"Supposing two distantly related, fruit-eating apes were living at the same time and facing the consequences of the same climate change," Wood explained. "Then suppose this climate change resulted in the forest's fruiting trees being replaced by open woodland and increased grassland, forcing the distantly related apes to adapt to eating tough tubers instead of soft fruit.
"They both would undergo an increase in the size of their chewing teeth and an increase in the size of their mandibles, but they would not have inherited this morphology from a shared recent ancestor."
Instead they would have gotten it from a common environmental event and convergent evolution, developing the same or similar biological traits in unrelated or distantly related lineages.
In the case of Ardipithecus and other recently discovered fossils, traits shared in common with Homo sapiens such as bipedal locomotion or small canine teeth may indicate a close relationship with anatomically modern humans or, as Wood and Harrison suggest, may be the result of convergent evolution.
"Homoplasy makes it unwise to rely on just a few morphological similarities to declare fossils are early hominins," Wood contends.
Wood and Harrison underscore their concern with two cautionary tales of errant early human ancestor classification.
In an example from more than 30 years ago, scientists classified a 12 million-year-old Asian fossil named Ramapithecus punjabicus as a likely human ancestor. Now, after further research, Ramapithecus is thought to belong to one or more species of extinct primates, and perhaps most accurately regarded as a distant cousin of modern orangutans.
In another example, a species called Oreopithecus bambolii, represented by a cache of 7 to 8 million-year-old fossils found at sites in Tuscany and Sardinia, Italy, and first described nearly 140 years ago, was thought to be a potential early human ancestor because of skeletal similarities with modern humans. Research suggested Oreopithecus had many anatomical similarities with the group of organisms that includes great apes and modern humans. It also had characteristics generally considered to be uniquely associated with bipedal behavior.

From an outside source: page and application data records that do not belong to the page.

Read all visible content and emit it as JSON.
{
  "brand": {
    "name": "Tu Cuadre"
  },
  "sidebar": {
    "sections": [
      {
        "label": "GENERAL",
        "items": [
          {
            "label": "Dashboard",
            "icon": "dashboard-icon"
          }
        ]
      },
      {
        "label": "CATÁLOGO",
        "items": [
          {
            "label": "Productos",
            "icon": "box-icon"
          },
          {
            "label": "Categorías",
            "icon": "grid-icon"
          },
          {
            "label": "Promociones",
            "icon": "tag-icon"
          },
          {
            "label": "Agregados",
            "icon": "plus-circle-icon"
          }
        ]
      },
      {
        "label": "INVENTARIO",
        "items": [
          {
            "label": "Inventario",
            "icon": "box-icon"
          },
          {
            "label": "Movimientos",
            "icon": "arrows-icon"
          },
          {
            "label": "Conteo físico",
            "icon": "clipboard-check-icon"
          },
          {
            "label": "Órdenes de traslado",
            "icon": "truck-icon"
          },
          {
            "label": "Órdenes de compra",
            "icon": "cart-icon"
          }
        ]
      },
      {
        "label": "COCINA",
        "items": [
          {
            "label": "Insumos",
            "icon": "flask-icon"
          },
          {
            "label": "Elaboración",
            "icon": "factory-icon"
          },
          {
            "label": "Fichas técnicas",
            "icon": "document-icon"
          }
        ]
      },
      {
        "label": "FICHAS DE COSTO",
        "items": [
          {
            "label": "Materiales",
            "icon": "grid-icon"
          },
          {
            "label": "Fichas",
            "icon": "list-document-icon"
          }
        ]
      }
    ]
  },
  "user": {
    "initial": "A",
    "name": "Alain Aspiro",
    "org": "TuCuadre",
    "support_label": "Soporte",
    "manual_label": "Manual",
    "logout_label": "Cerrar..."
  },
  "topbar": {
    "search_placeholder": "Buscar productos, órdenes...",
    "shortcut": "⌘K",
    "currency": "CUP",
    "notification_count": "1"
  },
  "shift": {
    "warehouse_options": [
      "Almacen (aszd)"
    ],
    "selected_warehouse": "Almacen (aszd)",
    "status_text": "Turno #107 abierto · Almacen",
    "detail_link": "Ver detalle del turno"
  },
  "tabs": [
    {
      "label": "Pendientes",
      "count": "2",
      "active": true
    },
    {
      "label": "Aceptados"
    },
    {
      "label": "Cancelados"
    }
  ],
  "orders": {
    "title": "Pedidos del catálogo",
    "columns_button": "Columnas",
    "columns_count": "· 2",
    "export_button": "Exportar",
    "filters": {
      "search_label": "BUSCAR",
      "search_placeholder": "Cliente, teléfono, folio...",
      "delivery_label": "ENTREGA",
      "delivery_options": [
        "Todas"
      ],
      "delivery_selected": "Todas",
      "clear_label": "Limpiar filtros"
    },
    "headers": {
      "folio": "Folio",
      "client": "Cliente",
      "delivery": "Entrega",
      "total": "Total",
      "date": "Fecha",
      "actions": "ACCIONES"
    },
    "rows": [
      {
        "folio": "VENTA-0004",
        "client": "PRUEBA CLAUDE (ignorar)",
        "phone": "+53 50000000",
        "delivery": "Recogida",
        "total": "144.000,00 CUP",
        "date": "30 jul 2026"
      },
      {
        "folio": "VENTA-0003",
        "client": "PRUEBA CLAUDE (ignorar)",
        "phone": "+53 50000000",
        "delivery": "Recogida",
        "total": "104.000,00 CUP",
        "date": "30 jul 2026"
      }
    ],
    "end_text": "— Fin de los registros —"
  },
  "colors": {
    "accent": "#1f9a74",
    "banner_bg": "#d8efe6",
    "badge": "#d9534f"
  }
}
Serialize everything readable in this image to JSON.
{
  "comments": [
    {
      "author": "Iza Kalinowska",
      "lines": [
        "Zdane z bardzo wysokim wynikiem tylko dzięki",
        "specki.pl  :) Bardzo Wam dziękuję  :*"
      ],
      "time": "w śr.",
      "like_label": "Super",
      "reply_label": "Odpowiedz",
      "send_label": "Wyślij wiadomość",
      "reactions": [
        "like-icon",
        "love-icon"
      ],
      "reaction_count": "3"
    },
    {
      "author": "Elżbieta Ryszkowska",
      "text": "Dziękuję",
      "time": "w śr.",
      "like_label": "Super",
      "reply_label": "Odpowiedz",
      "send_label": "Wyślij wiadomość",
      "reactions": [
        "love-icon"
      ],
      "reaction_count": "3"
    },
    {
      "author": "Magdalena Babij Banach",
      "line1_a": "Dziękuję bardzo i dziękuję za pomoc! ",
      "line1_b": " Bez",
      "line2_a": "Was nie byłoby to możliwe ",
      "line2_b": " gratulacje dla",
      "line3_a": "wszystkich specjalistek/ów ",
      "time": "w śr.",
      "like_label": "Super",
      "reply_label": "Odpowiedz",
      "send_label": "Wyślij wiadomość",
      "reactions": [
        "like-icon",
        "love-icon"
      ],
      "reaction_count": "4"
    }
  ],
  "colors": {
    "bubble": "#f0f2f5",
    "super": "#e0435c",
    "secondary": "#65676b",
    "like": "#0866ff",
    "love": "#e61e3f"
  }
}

But only after additional discoveries by a Swiss paleontologist in the late 1950s, researchers began to rethink Oreopithecus' initial classification. Scientists still debate its precise position on the evolutionary tree and whether it is more accurately regarded as a descendant of a European ape or as an African anthropoid.
"We emphasize that we are not claiming that the presence of homoplasy in and around the hominin clad doom(s) all efforts to recover evolutionary relationships to failure," the researchers write. They take the same stance regarding other methodological and analytical limitations that arise when investigating evolutionary relatedness.
They stress that their paper doesn't claim Orrorin, Sahelanthropus and Ardipithecus are not early human ancestors. But they encourage paleoanthropologists to acknowledge the potential shortcomings of their data when it comes to generating hypotheses about relationships.
"We urge researchers, teachers and students to consider the published phylogenetic interpretations of these taxa as among a number of possible interpretations of the evidence," write Wood and Harrison.
For now, they hope paleoanthropologists will heed the warning and leave an accurate record that perhaps some future intelligent organism will be able to decipher.
The National Science Foundation funds Wood's and Harrison's research through its Division of Behavioral and Cognitive Sciences.
-- Bobbie Mixon, (703) 292-8070, firstname.lastname@example.org